If you're at all interested in the world of Great Lakes maritime, or you just really like picturesque scenes along the shore, you should plan on seeing a few Upper Peninsula lighthouses on your next trip up.
The Crisp Point Light, featured in the time lapse video (above) is about an hour east of Deer Park Lodge. The grounds are always open, and the lighthouse itself is open mid-June to September from noon to 5:00 PM. Visit the Crisp Point Light Historical Society for more information.
Au Sable Light Station has been lighting the coast of Lake Superior since 1874, and is a fine example of a complete, totally restored light station, including auxiliary buildings. It's 12 miles west of Grand Marais, in Pictured Rocks National Lakeshore. The light is operated by U.S.C.G. and the National Park Service. Creative Commons photo by Kelly Krupka

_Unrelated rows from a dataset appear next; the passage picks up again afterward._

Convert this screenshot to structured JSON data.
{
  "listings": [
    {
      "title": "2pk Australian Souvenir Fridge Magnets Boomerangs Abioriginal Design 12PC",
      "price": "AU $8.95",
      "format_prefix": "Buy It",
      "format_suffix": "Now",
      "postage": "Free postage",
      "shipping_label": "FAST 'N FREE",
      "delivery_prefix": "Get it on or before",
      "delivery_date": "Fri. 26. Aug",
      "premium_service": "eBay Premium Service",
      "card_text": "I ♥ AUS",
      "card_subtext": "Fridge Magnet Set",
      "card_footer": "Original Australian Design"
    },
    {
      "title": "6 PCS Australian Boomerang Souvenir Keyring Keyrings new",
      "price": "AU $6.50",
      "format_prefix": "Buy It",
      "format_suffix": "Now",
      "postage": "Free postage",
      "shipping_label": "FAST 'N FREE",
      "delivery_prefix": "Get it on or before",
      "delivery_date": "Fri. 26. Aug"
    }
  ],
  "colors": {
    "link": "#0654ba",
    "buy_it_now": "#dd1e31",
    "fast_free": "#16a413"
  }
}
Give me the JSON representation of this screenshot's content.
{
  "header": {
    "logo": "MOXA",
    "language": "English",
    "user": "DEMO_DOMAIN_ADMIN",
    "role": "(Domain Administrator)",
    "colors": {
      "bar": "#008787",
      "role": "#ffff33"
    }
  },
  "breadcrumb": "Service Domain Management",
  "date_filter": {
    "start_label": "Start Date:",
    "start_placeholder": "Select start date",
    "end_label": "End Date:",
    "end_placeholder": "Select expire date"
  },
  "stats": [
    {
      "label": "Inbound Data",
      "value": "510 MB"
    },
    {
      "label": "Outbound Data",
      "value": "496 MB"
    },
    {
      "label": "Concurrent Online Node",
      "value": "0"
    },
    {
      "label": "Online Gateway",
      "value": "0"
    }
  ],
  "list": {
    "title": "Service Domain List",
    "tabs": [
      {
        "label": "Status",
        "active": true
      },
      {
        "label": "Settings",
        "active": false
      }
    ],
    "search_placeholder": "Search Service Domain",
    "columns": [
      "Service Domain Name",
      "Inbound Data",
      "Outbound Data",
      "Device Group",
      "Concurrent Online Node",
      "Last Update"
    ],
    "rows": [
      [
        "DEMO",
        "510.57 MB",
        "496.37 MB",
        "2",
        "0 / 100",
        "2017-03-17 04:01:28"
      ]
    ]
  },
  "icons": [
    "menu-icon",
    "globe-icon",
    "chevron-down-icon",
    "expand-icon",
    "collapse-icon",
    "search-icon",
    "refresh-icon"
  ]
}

The Whitefish Point Light, is near the little town of Shelldrake. It was first lit in 1861 and is still in operation as an active aid to navigation. It's managed by the Great Lakes Shipwreck Historical Society. NPS photo by Ralph Eshelman
This is just a short list. You could spend much of a summer visiting all the lighthouses and stations of the Great Lakes. There's plenty of information available to get you started. Here are a few excellent resources provided by the National Park Service, Russ Rowlett of the University of North Carolina (who knew), and a list of accessible lighthouses put together by michigan.org.
Michigan.org: Accessible Lighthouses